> _Dataset excerpts_
◇ ◇ ◇ ◇ ◇ ◇ ◇
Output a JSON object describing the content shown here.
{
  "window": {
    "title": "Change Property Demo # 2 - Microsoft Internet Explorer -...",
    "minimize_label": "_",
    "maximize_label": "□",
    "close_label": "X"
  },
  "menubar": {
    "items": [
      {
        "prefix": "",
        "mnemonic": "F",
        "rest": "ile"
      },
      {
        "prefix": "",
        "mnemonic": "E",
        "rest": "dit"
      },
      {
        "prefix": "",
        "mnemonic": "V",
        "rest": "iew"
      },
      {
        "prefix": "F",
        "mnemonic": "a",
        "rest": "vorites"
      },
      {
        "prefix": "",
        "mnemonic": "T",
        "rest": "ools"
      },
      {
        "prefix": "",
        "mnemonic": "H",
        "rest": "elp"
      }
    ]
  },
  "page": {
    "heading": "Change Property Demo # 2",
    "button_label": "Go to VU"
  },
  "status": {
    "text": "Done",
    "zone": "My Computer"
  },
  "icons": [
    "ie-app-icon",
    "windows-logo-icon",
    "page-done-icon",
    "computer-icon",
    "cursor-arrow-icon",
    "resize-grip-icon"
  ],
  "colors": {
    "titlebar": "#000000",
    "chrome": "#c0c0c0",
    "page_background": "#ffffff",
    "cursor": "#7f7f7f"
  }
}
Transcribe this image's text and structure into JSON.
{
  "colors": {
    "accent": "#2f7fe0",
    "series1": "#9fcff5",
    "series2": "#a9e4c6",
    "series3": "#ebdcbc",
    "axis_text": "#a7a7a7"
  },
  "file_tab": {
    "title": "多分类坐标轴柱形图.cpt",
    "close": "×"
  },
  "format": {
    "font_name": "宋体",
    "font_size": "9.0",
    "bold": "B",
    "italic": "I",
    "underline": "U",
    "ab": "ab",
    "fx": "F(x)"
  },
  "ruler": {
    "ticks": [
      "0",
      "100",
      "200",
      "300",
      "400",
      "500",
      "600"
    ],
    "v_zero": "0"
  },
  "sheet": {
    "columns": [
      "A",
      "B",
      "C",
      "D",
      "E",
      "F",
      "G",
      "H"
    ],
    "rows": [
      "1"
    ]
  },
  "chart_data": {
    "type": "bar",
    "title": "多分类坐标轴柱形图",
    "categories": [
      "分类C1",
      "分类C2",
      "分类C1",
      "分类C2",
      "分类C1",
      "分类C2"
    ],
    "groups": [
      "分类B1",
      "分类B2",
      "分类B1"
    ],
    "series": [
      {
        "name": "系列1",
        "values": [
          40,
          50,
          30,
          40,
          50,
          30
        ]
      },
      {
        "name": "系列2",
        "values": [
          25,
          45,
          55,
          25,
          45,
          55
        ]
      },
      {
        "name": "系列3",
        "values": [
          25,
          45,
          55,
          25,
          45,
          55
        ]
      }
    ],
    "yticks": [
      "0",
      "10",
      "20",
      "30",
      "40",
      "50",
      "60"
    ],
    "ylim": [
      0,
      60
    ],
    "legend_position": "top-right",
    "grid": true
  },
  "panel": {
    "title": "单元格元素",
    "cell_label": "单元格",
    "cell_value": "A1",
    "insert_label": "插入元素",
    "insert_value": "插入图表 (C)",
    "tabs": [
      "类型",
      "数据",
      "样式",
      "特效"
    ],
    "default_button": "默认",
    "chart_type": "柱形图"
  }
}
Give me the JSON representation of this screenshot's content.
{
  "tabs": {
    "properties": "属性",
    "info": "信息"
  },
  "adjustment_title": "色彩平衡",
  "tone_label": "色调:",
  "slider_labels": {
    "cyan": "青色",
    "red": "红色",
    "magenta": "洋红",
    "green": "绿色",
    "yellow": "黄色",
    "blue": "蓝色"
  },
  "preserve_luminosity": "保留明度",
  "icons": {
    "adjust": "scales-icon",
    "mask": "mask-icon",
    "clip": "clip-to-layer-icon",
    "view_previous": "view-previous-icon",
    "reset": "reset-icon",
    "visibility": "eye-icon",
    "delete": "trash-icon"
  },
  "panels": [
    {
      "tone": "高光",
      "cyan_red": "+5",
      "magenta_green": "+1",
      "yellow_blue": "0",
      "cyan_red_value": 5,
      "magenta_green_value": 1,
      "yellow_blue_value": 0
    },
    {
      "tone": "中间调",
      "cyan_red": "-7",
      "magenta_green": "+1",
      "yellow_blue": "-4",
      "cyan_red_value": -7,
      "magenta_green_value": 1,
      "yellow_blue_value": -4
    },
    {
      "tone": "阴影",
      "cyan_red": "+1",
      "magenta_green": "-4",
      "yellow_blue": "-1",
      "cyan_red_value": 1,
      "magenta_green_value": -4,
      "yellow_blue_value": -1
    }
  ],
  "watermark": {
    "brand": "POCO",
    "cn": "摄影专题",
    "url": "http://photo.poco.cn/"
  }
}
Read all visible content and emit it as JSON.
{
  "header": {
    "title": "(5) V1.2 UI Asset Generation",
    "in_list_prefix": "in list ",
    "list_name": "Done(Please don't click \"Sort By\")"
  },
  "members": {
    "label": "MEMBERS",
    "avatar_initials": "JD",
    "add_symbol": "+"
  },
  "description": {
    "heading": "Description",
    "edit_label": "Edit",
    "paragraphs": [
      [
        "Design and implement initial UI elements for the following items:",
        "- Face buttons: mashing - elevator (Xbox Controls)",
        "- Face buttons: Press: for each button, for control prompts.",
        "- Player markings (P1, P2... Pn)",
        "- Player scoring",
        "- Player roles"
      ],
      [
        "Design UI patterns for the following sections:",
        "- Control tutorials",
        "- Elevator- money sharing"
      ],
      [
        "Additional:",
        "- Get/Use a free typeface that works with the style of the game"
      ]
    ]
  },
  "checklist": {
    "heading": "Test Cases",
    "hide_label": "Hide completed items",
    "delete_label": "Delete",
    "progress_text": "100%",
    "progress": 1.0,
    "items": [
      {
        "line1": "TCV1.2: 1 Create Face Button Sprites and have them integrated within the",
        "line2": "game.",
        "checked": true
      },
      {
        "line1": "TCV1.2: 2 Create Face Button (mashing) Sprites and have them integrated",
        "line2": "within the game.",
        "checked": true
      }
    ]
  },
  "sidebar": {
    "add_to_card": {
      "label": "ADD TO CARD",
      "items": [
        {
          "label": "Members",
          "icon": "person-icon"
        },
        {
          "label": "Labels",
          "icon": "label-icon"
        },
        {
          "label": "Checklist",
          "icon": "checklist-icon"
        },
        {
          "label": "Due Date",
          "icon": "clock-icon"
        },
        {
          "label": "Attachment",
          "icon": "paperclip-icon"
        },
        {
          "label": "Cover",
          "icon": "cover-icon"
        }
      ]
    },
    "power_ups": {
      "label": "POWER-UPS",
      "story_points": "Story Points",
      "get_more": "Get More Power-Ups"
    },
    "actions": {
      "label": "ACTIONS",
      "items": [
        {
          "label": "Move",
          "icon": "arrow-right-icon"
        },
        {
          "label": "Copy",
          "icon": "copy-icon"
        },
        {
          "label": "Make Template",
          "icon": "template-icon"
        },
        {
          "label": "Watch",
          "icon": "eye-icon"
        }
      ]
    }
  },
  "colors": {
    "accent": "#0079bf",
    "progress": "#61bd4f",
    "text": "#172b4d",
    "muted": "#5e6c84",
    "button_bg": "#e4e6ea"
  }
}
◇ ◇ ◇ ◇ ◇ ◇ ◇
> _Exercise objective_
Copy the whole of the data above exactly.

> _Result_
Output a JSON object describing the content shown here.
{
  "window": {
    "title": "Change Property Demo # 2 - Microsoft Internet Explorer -...",
    "minimize_label": "_",
    "maximize_label": "□",
    "close_label": "X"
  },
  "menubar": {
    "items": [
      {
        "prefix": "",
        "mnemonic": "F",
        "rest": "ile"
      },
      {
        "prefix": "",
        "mnemonic": "E",
        "rest": "dit"
      },
      {
        "prefix": "",
        "mnemonic": "V",
        "rest": "iew"
      },
      {
        "prefix": "F",
        "mnemonic": "a",
        "rest": "vorites"
      },
      {
        "prefix": "",
        "mnemonic": "T",
        "rest": "ools"
      },
      {
        "prefix": "",
        "mnemonic": "H",
        "rest": "elp"
      }
    ]
  },
  "page": {
    "heading": "Change Property Demo # 2",
    "button_label": "Go to VU"
  },
  "status": {
    "text": "Done",
    "zone": "My Computer"
  },
  "icons": [
    "ie-app-icon",
    "windows-logo-icon",
    "page-done-icon",
    "computer-icon",
    "cursor-arrow-icon",
    "resize-grip-icon"
  ],
  "colors": {
    "titlebar": "#000000",
    "chrome": "#c0c0c0",
    "page_background": "#ffffff",
    "cursor": "#7f7f7f"
  }
}
Transcribe this image's text and structure into JSON.
{
  "colors": {
    "accent": "#2f7fe0",
    "series1": "#9fcff5",
    "series2": "#a9e4c6",
    "series3": "#ebdcbc",
    "axis_text": "#a7a7a7"
  },
  "file_tab": {
    "title": "多分类坐标轴柱形图.cpt",
    "close": "×"
  },
  "format": {
    "font_name": "宋体",
    "font_size": "9.0",
    "bold": "B",
    "italic": "I",
    "underline": "U",
    "ab": "ab",
    "fx": "F(x)"
  },
  "ruler": {
    "ticks": [
      "0",
      "100",
      "200",
      "300",
      "400",
      "500",
      "600"
    ],
    "v_zero": "0"
  },
  "sheet": {
    "columns": [
      "A",
      "B",
      "C",
      "D",
      "E",
      "F",
      "G",
      "H"
    ],
    "rows": [
      "1"
    ]
  },
  "chart_data": {
    "type": "bar",
    "title": "多分类坐标轴柱形图",
    "categories": [
      "分类C1",
      "分类C2",
      "分类C1",
      "分类C2",
      "分类C1",
      "分类C2"
    ],
    "groups": [
      "分类B1",
      "分类B2",
      "分类B1"
    ],
    "series": [
      {
        "name": "系列1",
        "values": [
          40,
          50,
          30,
          40,
          50,
          30
        ]
      },
      {
        "name": "系列2",
        "values": [
          25,
          45,
          55,
          25,
          45,
          55
        ]
      },
      {
        "name": "系列3",
        "values": [
          25,
          45,
          55,
          25,
          45,
          55
        ]
      }
    ],
    "yticks": [
      "0",
      "10",
      "20",
      "30",
      "40",
      "50",
      "60"
    ],
    "ylim": [
      0,
      60
    ],
    "legend_position": "top-right",
    "grid": true
  },
  "panel": {
    "title": "单元格元素",
    "cell_label": "单元格",
    "cell_value": "A1",
    "insert_label": "插入元素",
    "insert_value": "插入图表 (C)",
    "tabs": [
      "类型",
      "数据",
      "样式",
      "特效"
    ],
    "default_button": "默认",
    "chart_type": "柱形图"
  }
}
Give me the JSON representation of this screenshot's content.
{
  "tabs": {
    "properties": "属性",
    "info": "信息"
  },
  "adjustment_title": "色彩平衡",
  "tone_label": "色调:",
  "slider_labels": {
    "cyan": "青色",
    "red": "红色",
    "magenta": "洋红",
    "green": "绿色",
    "yellow": "黄色",
    "blue": "蓝色"
  },
  "preserve_luminosity": "保留明度",
  "icons": {
    "adjust": "scales-icon",
    "mask": "mask-icon",
    "clip": "clip-to-layer-icon",
    "view_previous": "view-previous-icon",
    "reset": "reset-icon",
    "visibility": "eye-icon",
    "delete": "trash-icon"
  },
  "panels": [
    {
      "tone": "高光",
      "cyan_red": "+5",
      "magenta_green": "+1",
      "yellow_blue": "0",
      "cyan_red_value": 5,
      "magenta_green_value": 1,
      "yellow_blue_value": 0
    },
    {
      "tone": "中间调",
      "cyan_red": "-7",
      "magenta_green": "+1",
      "yellow_blue": "-4",
      "cyan_red_value": -7,
      "magenta_green_value": 1,
      "yellow_blue_value": -4
    },
    {
      "tone": "阴影",
      "cyan_red": "+1",
      "magenta_green": "-4",
      "yellow_blue": "-1",
      "cyan_red_value": 1,
      "magenta_green_value": -4,
      "yellow_blue_value": -1
    }
  ],
  "watermark": {
    "brand": "POCO",
    "cn": "摄影专题",
    "url": "http://photo.poco.cn/"
  }
}
Read all visible content and emit it as JSON.
{
  "header": {
    "title": "(5) V1.2 UI Asset Generation",
    "in_list_prefix": "in list ",
    "list_name": "Done(Please don't click \"Sort By\")"
  },
  "members": {
    "label": "MEMBERS",
    "avatar_initials": "JD",
    "add_symbol": "+"
  },
  "description": {
    "heading": "Description",
    "edit_label": "Edit",
    "paragraphs": [
      [
        "Design and implement initial UI elements for the following items:",
        "- Face buttons: mashing - elevator (Xbox Controls)",
        "- Face buttons: Press: for each button, for control prompts.",
        "- Player markings (P1, P2... Pn)",
        "- Player scoring",
        "- Player roles"
      ],
      [
        "Design UI patterns for the following sections:",
        "- Control tutorials",
        "- Elevator- money sharing"
      ],
      [
        "Additional:",
        "- Get/Use a free typeface that works with the style of the game"
      ]
    ]
  },
  "checklist": {
    "heading": "Test Cases",
    "hide_label": "Hide completed items",
    "delete_label": "Delete",
    "progress_text": "100%",
    "progress": 1.0,
    "items": [
      {
        "line1": "TCV1.2: 1 Create Face Button Sprites and have them integrated within the",
        "line2": "game.",
        "checked": true
      },
      {
        "line1": "TCV1.2: 2 Create Face Button (mashing) Sprites and have them integrated",
        "line2": "within the game.",
        "checked": true
      }
    ]
  },
  "sidebar": {
    "add_to_card": {
      "label": "ADD TO CARD",
      "items": [
        {
          "label": "Members",
          "icon": "person-icon"
        },
        {
          "label": "Labels",
          "icon": "label-icon"
        },
        {
          "label": "Checklist",
          "icon": "checklist-icon"
        },
        {
          "label": "Due Date",
          "icon": "clock-icon"
        },
        {
          "label": "Attachment",
          "icon": "paperclip-icon"
        },
        {
          "label": "Cover",
          "icon": "cover-icon"
        }
      ]
    },
    "power_ups": {
      "label": "POWER-UPS",
      "story_points": "Story Points",
      "get_more": "Get More Power-Ups"
    },
    "actions": {
      "label": "ACTIONS",
      "items": [
        {
          "label": "Move",
          "icon": "arrow-right-icon"
        },
        {
          "label": "Copy",
          "icon": "copy-icon"
        },
        {
          "label": "Make Template",
          "icon": "template-icon"
        },
        {
          "label": "Watch",
          "icon": "eye-icon"
        }
      ]
    }
  },
  "colors": {
    "accent": "#0079bf",
    "progress": "#61bd4f",
    "text": "#172b4d",
    "muted": "#5e6c84",
    "button_bg": "#e4e6ea"
  }
}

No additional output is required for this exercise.